### WHAT THE TASK ASKS
Please copy out each entry, word for word.

### Data about app and page elements

- Opening Delimiter -

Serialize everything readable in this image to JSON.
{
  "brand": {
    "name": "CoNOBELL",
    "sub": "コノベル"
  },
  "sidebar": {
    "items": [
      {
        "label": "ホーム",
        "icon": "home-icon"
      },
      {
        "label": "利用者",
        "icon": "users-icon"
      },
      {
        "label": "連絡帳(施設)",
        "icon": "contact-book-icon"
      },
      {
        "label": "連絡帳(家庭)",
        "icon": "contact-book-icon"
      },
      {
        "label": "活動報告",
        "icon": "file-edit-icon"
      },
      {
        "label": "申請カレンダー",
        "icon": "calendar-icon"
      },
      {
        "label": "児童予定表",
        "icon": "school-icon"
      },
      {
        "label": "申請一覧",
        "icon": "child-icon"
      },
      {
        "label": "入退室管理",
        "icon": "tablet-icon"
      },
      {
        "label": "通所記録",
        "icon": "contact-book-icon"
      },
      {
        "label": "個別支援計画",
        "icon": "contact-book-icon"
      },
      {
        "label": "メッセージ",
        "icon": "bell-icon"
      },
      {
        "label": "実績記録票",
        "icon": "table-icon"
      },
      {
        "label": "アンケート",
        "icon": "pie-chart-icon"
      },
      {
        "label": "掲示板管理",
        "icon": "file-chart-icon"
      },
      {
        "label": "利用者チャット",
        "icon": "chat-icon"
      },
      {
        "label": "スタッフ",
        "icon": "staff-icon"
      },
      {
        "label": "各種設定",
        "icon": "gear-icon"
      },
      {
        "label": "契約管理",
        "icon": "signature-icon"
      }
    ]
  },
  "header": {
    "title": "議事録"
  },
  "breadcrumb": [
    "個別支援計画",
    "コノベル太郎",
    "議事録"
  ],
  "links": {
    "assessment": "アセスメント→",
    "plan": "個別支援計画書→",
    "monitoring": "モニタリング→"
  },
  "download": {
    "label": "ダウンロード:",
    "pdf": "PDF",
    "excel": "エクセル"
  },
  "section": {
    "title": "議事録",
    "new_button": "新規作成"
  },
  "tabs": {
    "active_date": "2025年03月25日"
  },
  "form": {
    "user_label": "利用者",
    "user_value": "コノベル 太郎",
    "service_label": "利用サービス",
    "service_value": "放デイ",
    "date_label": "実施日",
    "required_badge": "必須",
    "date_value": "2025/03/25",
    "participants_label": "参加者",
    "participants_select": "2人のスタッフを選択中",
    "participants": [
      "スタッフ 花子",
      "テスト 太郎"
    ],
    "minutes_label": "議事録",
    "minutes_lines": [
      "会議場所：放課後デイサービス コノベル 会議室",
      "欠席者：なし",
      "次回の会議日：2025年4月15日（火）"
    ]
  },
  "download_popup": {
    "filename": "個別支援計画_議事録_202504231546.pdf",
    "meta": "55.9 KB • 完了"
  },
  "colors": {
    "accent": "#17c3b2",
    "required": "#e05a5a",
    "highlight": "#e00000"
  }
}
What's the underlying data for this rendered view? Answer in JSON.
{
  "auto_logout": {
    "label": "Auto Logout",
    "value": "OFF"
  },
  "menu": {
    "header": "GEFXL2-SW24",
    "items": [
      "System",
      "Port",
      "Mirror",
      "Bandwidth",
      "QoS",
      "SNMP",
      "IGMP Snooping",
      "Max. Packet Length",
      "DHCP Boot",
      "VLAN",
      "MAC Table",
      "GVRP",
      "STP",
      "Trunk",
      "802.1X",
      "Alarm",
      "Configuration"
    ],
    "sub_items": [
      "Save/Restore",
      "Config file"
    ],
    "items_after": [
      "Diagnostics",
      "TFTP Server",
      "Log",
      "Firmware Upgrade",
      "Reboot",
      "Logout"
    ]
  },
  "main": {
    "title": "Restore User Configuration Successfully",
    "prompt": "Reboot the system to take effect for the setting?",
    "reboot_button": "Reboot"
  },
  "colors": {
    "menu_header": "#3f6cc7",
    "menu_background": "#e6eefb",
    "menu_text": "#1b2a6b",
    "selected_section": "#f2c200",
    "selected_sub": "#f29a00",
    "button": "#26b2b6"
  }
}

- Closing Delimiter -

### RESPONSE AREA
Serialize everything readable in this image to JSON.
{
  "brand": {
    "name": "CoNOBELL",
    "sub": "コノベル"
  },
  "sidebar": {
    "items": [
      {
        "label": "ホーム",
        "icon": "home-icon"
      },
      {
        "label": "利用者",
        "icon": "users-icon"
      },
      {
        "label": "連絡帳(施設)",
        "icon": "contact-book-icon"
      },
      {
        "label": "連絡帳(家庭)",
        "icon": "contact-book-icon"
      },
      {
        "label": "活動報告",
        "icon": "file-edit-icon"
      },
      {
        "label": "申請カレンダー",
        "icon": "calendar-icon"
      },
      {
        "label": "児童予定表",
        "icon": "school-icon"
      },
      {
        "label": "申請一覧",
        "icon": "child-icon"
      },
      {
        "label": "入退室管理",
        "icon": "tablet-icon"
      },
      {
        "label": "通所記録",
        "icon": "contact-book-icon"
      },
      {
        "label": "個別支援計画",
        "icon": "contact-book-icon"
      },
      {
        "label": "メッセージ",
        "icon": "bell-icon"
      },
      {
        "label": "実績記録票",
        "icon": "table-icon"
      },
      {
        "label": "アンケート",
        "icon": "pie-chart-icon"
      },
      {
        "label": "掲示板管理",
        "icon": "file-chart-icon"
      },
      {
        "label": "利用者チャット",
        "icon": "chat-icon"
      },
      {
        "label": "スタッフ",
        "icon": "staff-icon"
      },
      {
        "label": "各種設定",
        "icon": "gear-icon"
      },
      {
        "label": "契約管理",
        "icon": "signature-icon"
      }
    ]
  },
  "header": {
    "title": "議事録"
  },
  "breadcrumb": [
    "個別支援計画",
    "コノベル太郎",
    "議事録"
  ],
  "links": {
    "assessment": "アセスメント→",
    "plan": "個別支援計画書→",
    "monitoring": "モニタリング→"
  },
  "download": {
    "label": "ダウンロード:",
    "pdf": "PDF",
    "excel": "エクセル"
  },
  "section": {
    "title": "議事録",
    "new_button": "新規作成"
  },
  "tabs": {
    "active_date": "2025年03月25日"
  },
  "form": {
    "user_label": "利用者",
    "user_value": "コノベル 太郎",
    "service_label": "利用サービス",
    "service_value": "放デイ",
    "date_label": "実施日",
    "required_badge": "必須",
    "date_value": "2025/03/25",
    "participants_label": "参加者",
    "participants_select": "2人のスタッフを選択中",
    "participants": [
      "スタッフ 花子",
      "テスト 太郎"
    ],
    "minutes_label": "議事録",
    "minutes_lines": [
      "会議場所：放課後デイサービス コノベル 会議室",
      "欠席者：なし",
      "次回の会議日：2025年4月15日（火）"
    ]
  },
  "download_popup": {
    "filename": "個別支援計画_議事録_202504231546.pdf",
    "meta": "55.9 KB • 完了"
  },
  "colors": {
    "accent": "#17c3b2",
    "required": "#e05a5a",
    "highlight": "#e00000"
  }
}
What's the underlying data for this rendered view? Answer in JSON.
{
  "auto_logout": {
    "label": "Auto Logout",
    "value": "OFF"
  },
  "menu": {
    "header": "GEFXL2-SW24",
    "items": [
      "System",
      "Port",
      "Mirror",
      "Bandwidth",
      "QoS",
      "SNMP",
      "IGMP Snooping",
      "Max. Packet Length",
      "DHCP Boot",
      "VLAN",
      "MAC Table",
      "GVRP",
      "STP",
      "Trunk",
      "802.1X",
      "Alarm",
      "Configuration"
    ],
    "sub_items": [
      "Save/Restore",
      "Config file"
    ],
    "items_after": [
      "Diagnostics",
      "TFTP Server",
      "Log",
      "Firmware Upgrade",
      "Reboot",
      "Logout"
    ]
  },
  "main": {
    "title": "Restore User Configuration Successfully",
    "prompt": "Reboot the system to take effect for the setting?",
    "reboot_button": "Reboot"
  },
  "colors": {
    "menu_header": "#3f6cc7",
    "menu_background": "#e6eefb",
    "menu_text": "#1b2a6b",
    "selected_section": "#f2c200",
    "selected_sub": "#f29a00",
    "button": "#26b2b6"
  }
}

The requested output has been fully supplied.